Excerpts from an interface dataset:
- - -
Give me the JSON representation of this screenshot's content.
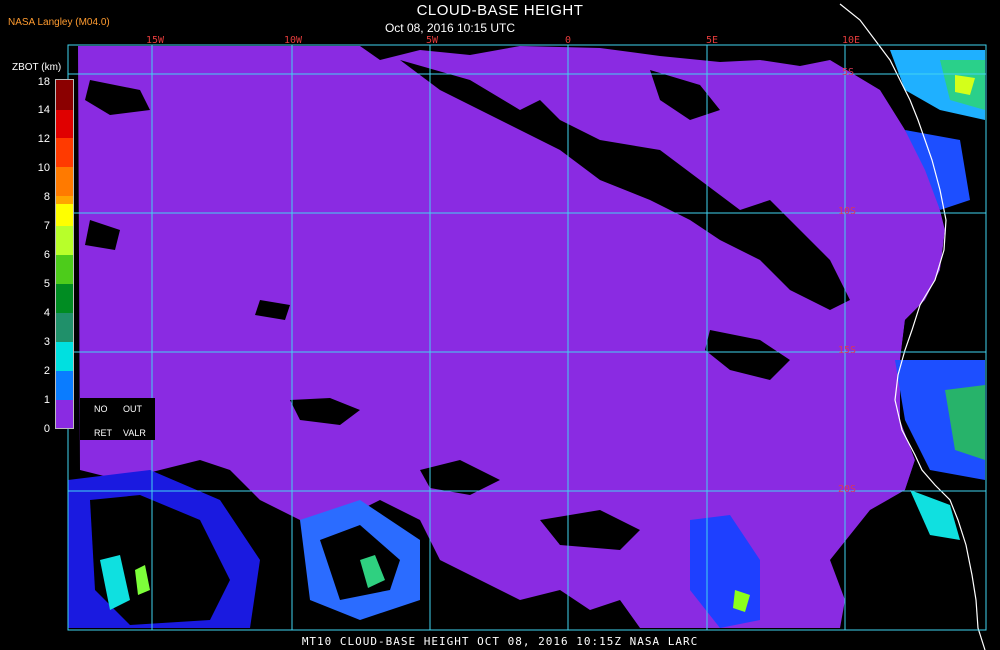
{
  "header": {
    "title": "CLOUD-BASE HEIGHT",
    "subtitle": "Oct 08, 2016 10:15 UTC",
    "producer": "NASA Langley (M04.0)"
  },
  "map": {
    "longitude_labels": [
      "15W",
      "10W",
      "5W",
      "0",
      "5E",
      "10E"
    ],
    "latitude_labels": [
      "5S",
      "10S",
      "15S",
      "20S"
    ],
    "colors": {
      "background_no_retrieval": "#000000",
      "dominant_cloud_base": "#8a2be2",
      "grid": "#41d3f0",
      "coastline": "#ffffff"
    }
  },
  "legend": {
    "title": "ZBOT (km)",
    "ticks": [
      "18",
      "14",
      "12",
      "10",
      "8",
      "7",
      "6",
      "5",
      "4",
      "3",
      "2",
      "1",
      "0"
    ],
    "colors": [
      "#8b0000",
      "#e00000",
      "#ff3a00",
      "#ff7a00",
      "#ffa500",
      "#ffff00",
      "#b8ff2a",
      "#4dcc1b",
      "#008c22",
      "#20906a",
      "#00e0e0",
      "#0a7cff",
      "#0000ff",
      "#8a2be2"
    ],
    "no_ret_label": [
      "NO",
      "RET"
    ],
    "out_valr_label": [
      "OUT",
      "VALR"
    ]
  },
  "footer": {
    "caption": "MT10   CLOUD-BASE HEIGHT   OCT 08, 2016 10:15Z   NASA LARC"
  }
}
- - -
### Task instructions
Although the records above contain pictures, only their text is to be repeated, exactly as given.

### Exercise result
Give me the JSON representation of this screenshot's content.
{
  "header": {
    "title": "CLOUD-BASE HEIGHT",
    "subtitle": "Oct 08, 2016 10:15 UTC",
    "producer": "NASA Langley (M04.0)"
  },
  "map": {
    "longitude_labels": [
      "15W",
      "10W",
      "5W",
      "0",
      "5E",
      "10E"
    ],
    "latitude_labels": [
      "5S",
      "10S",
      "15S",
      "20S"
    ],
    "colors": {
      "background_no_retrieval": "#000000",
      "dominant_cloud_base": "#8a2be2",
      "grid": "#41d3f0",
      "coastline": "#ffffff"
    }
  },
  "legend": {
    "title": "ZBOT (km)",
    "ticks": [
      "18",
      "14",
      "12",
      "10",
      "8",
      "7",
      "6",
      "5",
      "4",
      "3",
      "2",
      "1",
      "0"
    ],
    "colors": [
      "#8b0000",
      "#e00000",
      "#ff3a00",
      "#ff7a00",
      "#ffa500",
      "#ffff00",
      "#b8ff2a",
      "#4dcc1b",
      "#008c22",
      "#20906a",
      "#00e0e0",
      "#0a7cff",
      "#0000ff",
      "#8a2be2"
    ],
    "no_ret_label": [
      "NO",
      "RET"
    ],
    "out_valr_label": [
      "OUT",
      "VALR"
    ]
  },
  "footer": {
    "caption": "MT10   CLOUD-BASE HEIGHT   OCT 08, 2016 10:15Z   NASA LARC"
  }
}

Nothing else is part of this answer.